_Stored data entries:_
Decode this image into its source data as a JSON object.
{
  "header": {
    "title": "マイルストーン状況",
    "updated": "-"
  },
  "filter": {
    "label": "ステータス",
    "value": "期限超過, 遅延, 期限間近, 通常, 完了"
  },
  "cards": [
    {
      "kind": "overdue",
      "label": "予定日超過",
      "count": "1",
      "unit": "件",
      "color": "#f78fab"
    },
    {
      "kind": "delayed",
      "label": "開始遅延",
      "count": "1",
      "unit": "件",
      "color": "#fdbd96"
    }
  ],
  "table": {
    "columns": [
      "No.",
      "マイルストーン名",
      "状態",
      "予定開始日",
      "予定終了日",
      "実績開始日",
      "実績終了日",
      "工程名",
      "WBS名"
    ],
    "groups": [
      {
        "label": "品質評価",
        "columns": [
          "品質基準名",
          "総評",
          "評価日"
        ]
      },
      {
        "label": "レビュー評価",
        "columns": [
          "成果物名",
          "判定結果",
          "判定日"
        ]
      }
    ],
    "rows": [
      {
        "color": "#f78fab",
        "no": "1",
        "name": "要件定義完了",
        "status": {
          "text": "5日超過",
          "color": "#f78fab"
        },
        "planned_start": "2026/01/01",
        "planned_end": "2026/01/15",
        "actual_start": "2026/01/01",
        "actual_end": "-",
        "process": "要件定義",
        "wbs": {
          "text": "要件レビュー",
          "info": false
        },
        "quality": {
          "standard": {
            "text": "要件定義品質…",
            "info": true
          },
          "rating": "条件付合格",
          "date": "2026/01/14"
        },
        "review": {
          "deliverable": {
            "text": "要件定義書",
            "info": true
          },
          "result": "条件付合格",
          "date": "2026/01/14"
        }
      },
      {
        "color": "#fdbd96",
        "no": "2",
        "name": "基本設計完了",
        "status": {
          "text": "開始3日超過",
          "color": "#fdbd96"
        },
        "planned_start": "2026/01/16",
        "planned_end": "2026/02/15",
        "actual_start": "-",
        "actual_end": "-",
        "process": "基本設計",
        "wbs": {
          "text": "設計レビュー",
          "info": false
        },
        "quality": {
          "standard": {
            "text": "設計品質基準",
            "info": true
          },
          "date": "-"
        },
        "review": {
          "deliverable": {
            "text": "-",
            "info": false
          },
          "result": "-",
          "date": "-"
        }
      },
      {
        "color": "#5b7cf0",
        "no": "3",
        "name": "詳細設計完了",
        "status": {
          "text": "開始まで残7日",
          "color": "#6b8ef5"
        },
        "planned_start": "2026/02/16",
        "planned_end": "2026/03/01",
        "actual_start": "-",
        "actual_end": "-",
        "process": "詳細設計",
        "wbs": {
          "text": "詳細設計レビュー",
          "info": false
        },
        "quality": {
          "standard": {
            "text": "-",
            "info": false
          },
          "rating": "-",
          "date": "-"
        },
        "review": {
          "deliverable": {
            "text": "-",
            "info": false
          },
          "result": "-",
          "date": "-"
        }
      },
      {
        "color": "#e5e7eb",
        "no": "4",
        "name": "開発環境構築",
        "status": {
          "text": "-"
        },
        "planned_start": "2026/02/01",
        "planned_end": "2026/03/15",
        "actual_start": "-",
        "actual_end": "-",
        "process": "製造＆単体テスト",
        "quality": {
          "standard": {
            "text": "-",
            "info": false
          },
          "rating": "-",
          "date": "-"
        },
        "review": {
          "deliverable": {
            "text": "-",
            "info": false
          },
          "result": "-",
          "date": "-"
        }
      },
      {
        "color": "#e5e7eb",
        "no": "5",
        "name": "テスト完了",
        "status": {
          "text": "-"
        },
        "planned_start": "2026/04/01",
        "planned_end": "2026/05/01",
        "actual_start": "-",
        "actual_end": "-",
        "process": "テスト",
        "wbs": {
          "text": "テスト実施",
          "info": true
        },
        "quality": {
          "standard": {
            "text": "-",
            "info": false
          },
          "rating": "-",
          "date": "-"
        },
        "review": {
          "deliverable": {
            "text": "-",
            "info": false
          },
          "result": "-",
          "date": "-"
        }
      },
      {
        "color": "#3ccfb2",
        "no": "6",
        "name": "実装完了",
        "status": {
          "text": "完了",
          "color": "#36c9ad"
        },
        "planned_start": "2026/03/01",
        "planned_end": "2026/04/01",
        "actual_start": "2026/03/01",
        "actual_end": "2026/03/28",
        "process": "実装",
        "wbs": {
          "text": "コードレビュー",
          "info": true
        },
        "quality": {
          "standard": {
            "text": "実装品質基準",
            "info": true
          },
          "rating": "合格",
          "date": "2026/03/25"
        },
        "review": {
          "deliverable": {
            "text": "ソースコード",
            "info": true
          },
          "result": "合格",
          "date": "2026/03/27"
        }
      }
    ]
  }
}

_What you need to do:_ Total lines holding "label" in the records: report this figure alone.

_Result of this exercise:_ 5